Instructions for the task >> Take each line of the records below that contains the string "Engine" and copy it.

Material for this exercise >>
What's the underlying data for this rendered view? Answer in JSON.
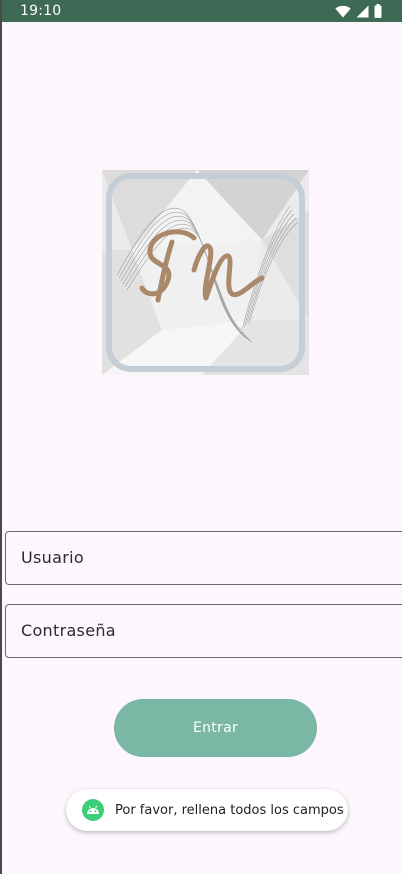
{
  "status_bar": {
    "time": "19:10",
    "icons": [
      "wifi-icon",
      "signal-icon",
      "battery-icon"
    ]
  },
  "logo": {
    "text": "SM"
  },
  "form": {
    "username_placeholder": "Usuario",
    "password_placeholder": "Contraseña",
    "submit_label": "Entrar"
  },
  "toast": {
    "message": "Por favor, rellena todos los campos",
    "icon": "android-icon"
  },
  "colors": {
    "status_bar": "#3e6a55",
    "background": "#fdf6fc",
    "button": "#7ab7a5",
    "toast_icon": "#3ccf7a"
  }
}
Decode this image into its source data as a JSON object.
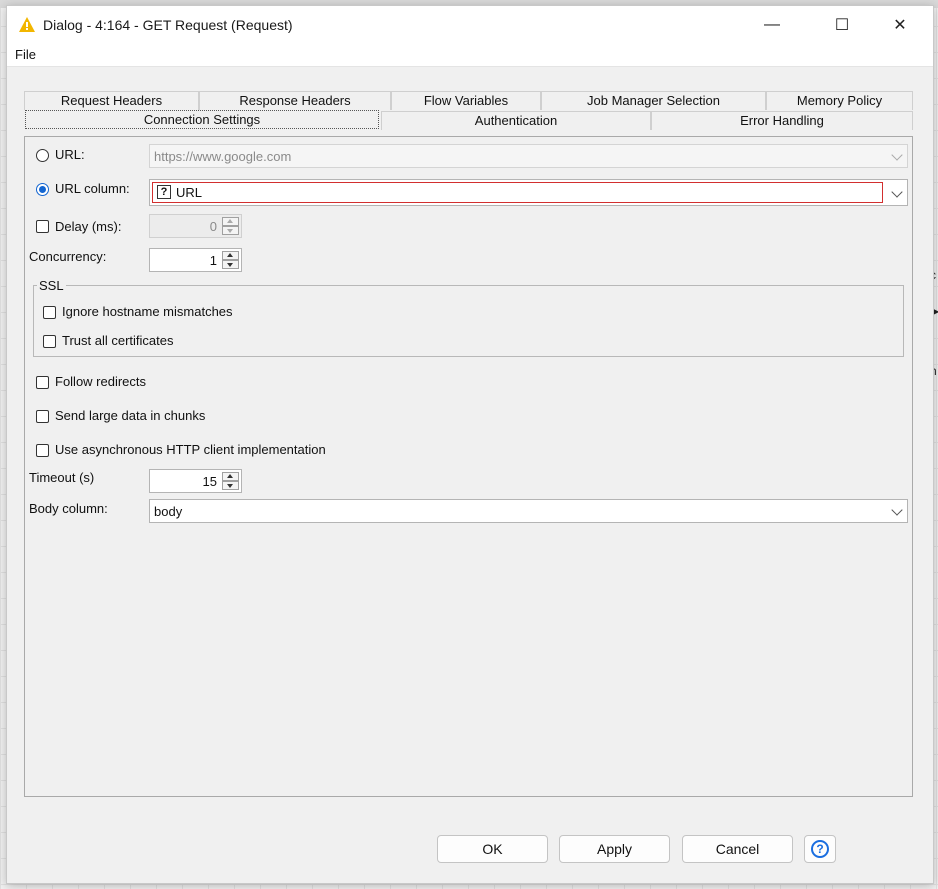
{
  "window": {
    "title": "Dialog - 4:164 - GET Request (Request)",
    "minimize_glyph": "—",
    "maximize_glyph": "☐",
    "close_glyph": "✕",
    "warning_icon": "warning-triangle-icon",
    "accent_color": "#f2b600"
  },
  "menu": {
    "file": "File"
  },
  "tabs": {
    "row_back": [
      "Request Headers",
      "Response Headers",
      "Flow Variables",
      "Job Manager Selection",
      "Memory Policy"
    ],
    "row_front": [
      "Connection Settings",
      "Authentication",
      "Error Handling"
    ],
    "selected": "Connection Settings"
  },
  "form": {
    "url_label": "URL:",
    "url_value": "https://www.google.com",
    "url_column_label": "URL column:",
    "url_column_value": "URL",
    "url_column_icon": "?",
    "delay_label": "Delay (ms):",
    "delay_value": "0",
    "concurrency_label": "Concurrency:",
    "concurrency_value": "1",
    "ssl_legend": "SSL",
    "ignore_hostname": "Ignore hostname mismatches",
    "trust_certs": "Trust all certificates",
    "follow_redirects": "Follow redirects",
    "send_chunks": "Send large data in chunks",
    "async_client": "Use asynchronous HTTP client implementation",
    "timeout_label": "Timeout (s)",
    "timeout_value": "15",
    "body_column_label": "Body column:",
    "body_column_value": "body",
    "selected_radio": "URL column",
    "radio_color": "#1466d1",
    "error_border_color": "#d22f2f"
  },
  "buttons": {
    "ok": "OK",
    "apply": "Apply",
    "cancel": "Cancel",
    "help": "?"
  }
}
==
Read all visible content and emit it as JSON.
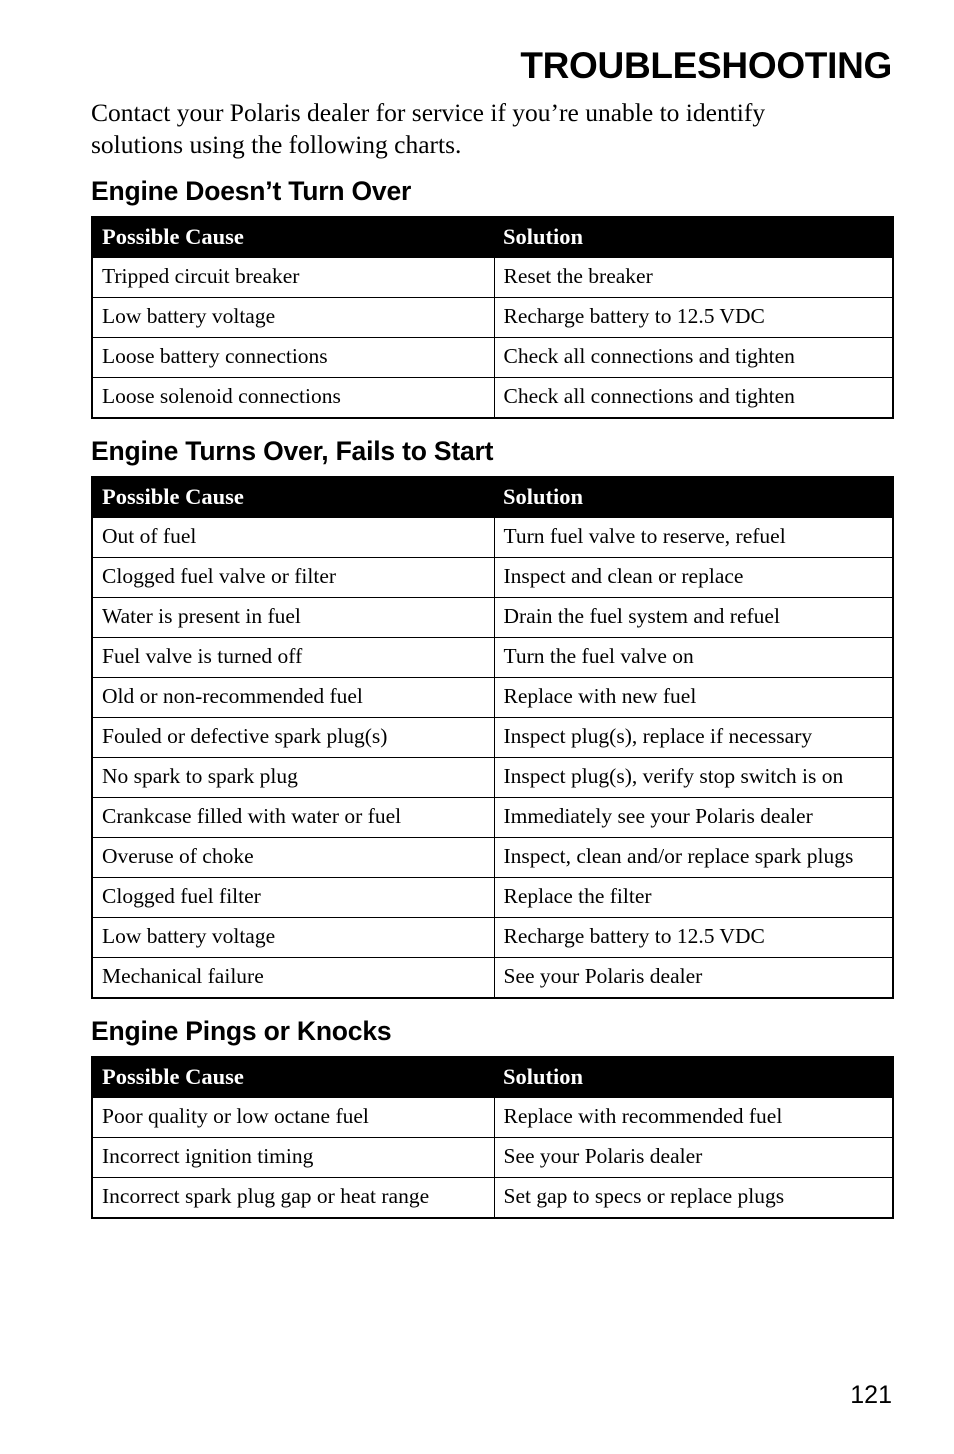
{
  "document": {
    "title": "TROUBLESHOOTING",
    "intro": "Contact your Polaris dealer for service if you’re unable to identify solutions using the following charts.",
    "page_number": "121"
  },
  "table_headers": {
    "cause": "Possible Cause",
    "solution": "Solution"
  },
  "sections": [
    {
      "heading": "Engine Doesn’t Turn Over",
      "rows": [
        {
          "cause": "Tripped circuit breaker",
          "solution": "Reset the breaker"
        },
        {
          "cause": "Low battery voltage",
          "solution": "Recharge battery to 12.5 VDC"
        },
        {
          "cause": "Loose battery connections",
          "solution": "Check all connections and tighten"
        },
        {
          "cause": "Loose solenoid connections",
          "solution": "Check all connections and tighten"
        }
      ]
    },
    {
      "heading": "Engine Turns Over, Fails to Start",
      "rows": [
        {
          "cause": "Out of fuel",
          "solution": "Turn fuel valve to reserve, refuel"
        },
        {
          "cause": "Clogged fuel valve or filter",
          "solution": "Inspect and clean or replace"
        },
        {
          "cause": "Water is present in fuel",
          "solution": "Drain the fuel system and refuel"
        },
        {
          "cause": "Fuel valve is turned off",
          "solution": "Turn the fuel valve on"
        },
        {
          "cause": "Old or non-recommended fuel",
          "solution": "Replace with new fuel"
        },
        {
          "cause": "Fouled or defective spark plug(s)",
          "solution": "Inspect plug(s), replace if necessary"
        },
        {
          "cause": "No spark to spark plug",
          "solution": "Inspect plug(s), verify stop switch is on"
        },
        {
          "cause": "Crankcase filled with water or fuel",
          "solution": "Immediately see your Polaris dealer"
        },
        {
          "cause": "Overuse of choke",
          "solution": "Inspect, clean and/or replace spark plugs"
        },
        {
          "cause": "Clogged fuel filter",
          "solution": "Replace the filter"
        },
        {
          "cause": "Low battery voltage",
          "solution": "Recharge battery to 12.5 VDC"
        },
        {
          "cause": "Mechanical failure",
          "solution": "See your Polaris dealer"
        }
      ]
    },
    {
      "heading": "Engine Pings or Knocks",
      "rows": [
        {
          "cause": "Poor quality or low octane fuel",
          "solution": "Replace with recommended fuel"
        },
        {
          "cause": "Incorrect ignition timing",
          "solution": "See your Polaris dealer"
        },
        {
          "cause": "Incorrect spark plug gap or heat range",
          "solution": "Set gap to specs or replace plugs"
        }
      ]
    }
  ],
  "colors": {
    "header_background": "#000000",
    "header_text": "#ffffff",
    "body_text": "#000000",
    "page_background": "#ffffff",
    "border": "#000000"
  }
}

Written response >>
      "heading": "Engine Doesn’t Turn Over",
      "heading": "Engine Turns Over, Fails to Start",
      "heading": "Engine Pings or Knocks",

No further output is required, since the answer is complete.